By Adam Jourdan ,Reuters
SHANGHAI — A crackdown on corruption in China’s infant milk formula sector has made sales representatives and hospital doctors fearful of talking to each other, putting a brake on marketing and possibly hitting revenue growth for foreign firms. Chinese media have repeatedly accused foreign milk powder makers, notably France’s Danone SA, of paying bribes to medical staff in return for recommending their brands to new and expectant mothers. The French food maker said this week it will appoint new management at its Dumex infant formula operation in China following a bribery scandal at hospitals in the country’s north. China is a magnet for foreign infant milk formula makers, with the US$12.4 billion market expected to double by 2017. But investigations by Chinese authorities and reports in state media, often quoting whistleblowers, have curtailed marketing activity at hospitals. “Since the ‘First Drop of Milk’ expose, no matter what brand of milk powder, none of the reps have been coming,” said a nurse at a top Shanghai hospital. The nurse, who declined to be identified, was referring to a recent report by official China Central Television (CCTV) that claimed milk powder firms were bribing doctors to recommend their brands as the first milk substitute a baby tastes. While hospitals only account for 3 percent of overall infant formula sales in China, they are key for companies trying to get parents to buy their brand, according to a Chinese research firm, Beijing Shennong Kexin Agribusiness Consulting. “A doctor’s recommendation has the biggest impact,” the firm said in a recent report. “Once a patient has chosen a product, the likelihood of them changing to another brand is very small.”
Much of the scrutiny has been on Danone.
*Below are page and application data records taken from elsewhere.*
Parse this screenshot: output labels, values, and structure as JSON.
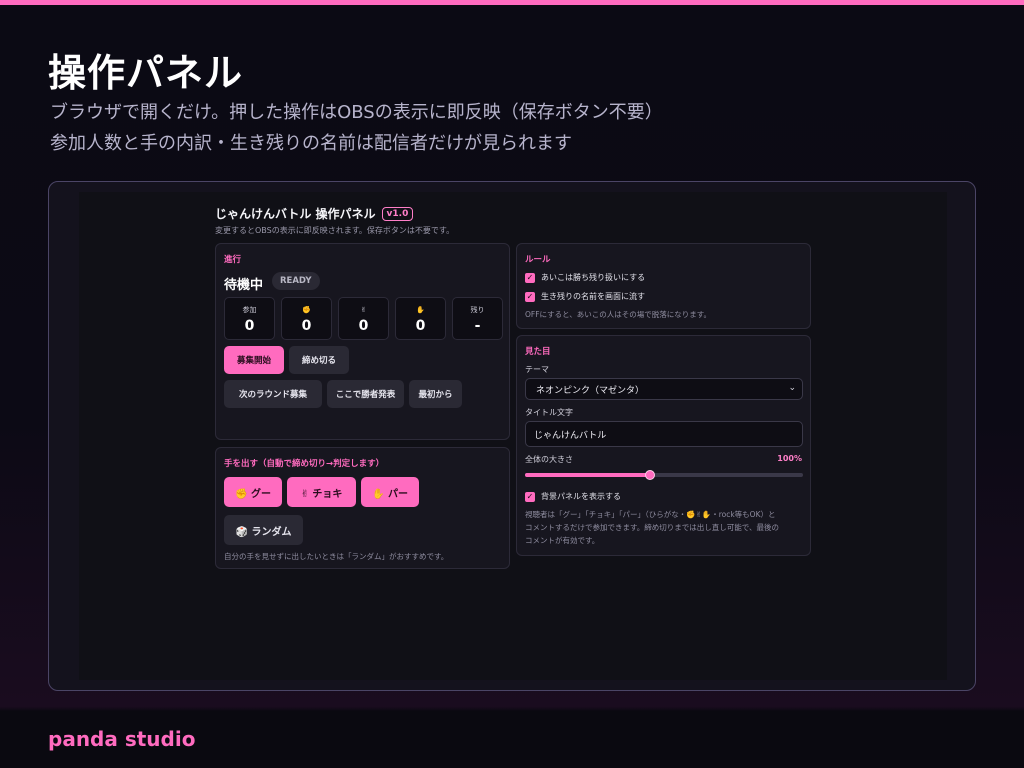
{
  "slide": {
    "title": "操作パネル",
    "subtitle_line1": "ブラウザで開くだけ。押した操作はOBSの表示に即反映（保存ボタン不要）",
    "subtitle_line2": "参加人数と手の内訳・生き残りの名前は配信者だけが見られます",
    "brand": "panda studio"
  },
  "app": {
    "title": "じゃんけんバトル 操作パネル",
    "version": "v1.0",
    "description": "変更するとOBSの表示に即反映されます。保存ボタンは不要です。"
  },
  "progress": {
    "heading": "進行",
    "state": "待機中",
    "state_badge": "READY",
    "stats": [
      {
        "label": "参加",
        "value": "0"
      },
      {
        "label": "✊",
        "value": "0"
      },
      {
        "label": "✌",
        "value": "0"
      },
      {
        "label": "✋",
        "value": "0"
      },
      {
        "label": "残り",
        "value": "-"
      }
    ],
    "buttons": {
      "start_recruit": "募集開始",
      "close_recruit": "締め切る",
      "next_round": "次のラウンド募集",
      "announce_winner": "ここで勝者発表",
      "restart": "最初から"
    }
  },
  "hand": {
    "heading": "手を出す（自動で締め切り→判定します）",
    "rock": "✊ グー",
    "scissors": "✌ チョキ",
    "paper": "✋ パー",
    "random": "🎲 ランダム",
    "note": "自分の手を見せずに出したいときは「ランダム」がおすすめです。"
  },
  "rules": {
    "heading": "ルール",
    "option1": "あいこは勝ち残り扱いにする",
    "option1_checked": true,
    "option2": "生き残りの名前を画面に流す",
    "option2_checked": true,
    "note": "OFFにすると、あいこの人はその場で脱落になります。"
  },
  "appearance": {
    "heading": "見た目",
    "theme_label": "テーマ",
    "theme_value": "ネオンピンク（マゼンタ）",
    "title_label": "タイトル文字",
    "title_value": "じゃんけんバトル",
    "size_label": "全体の大きさ",
    "size_value": "100%",
    "size_fraction": 0.45,
    "bg_panel_label": "背景パネルを表示する",
    "bg_panel_checked": true,
    "note_line1": "視聴者は「グー」「チョキ」「パー」（ひらがな・✊✌✋・rock等もOK）と",
    "note_line2": "コメントするだけで参加できます。締め切りまでは出し直し可能で、最後の",
    "note_line3": "コメントが有効です。"
  },
  "colors": {
    "accent": "#ff6bbf",
    "background": "#0b0a14",
    "card": "#17161f"
  }
}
Besides Dumex, its Nutricia advanced nutrition unit has also been accused in state media of bribing doctors to boost milk formula sales. Danone has said it was investigating that report. Danone’s woes in China are likely to feature when it announces third-quarter results on Wednesday. A Reuters poll of six analysts showed like-for-like baby food sales to fall 3 percent in the quarter, reversing a 15.2 percent jump in the first-half. It’s unclear how much China will account for this reversal. But China is an important market for Danone’s baby food division, which accounts for 20 percent of group sales, making it the No. 2 contributor after dairy. Indeed, the impact on foreign milk powder makers mirrors that of global pharmaceutical firms, with many doctors at Chinese hospitals refusing to also see drug reps for fear of being caught up in a widening graft scandal in that sector. “Milk powder firms now have to change their marketing and communications strategy. They can’t focus on hospitals so much, which is going to hurt,” said the head of a marketing firm that works with foreign milk powder makers in China. The executive asked not to be identified because Chinese officials recently audited his firm, looking for irregularities that could be tied to bribery. Many marketing firms work with foreign companies on their sales strategies.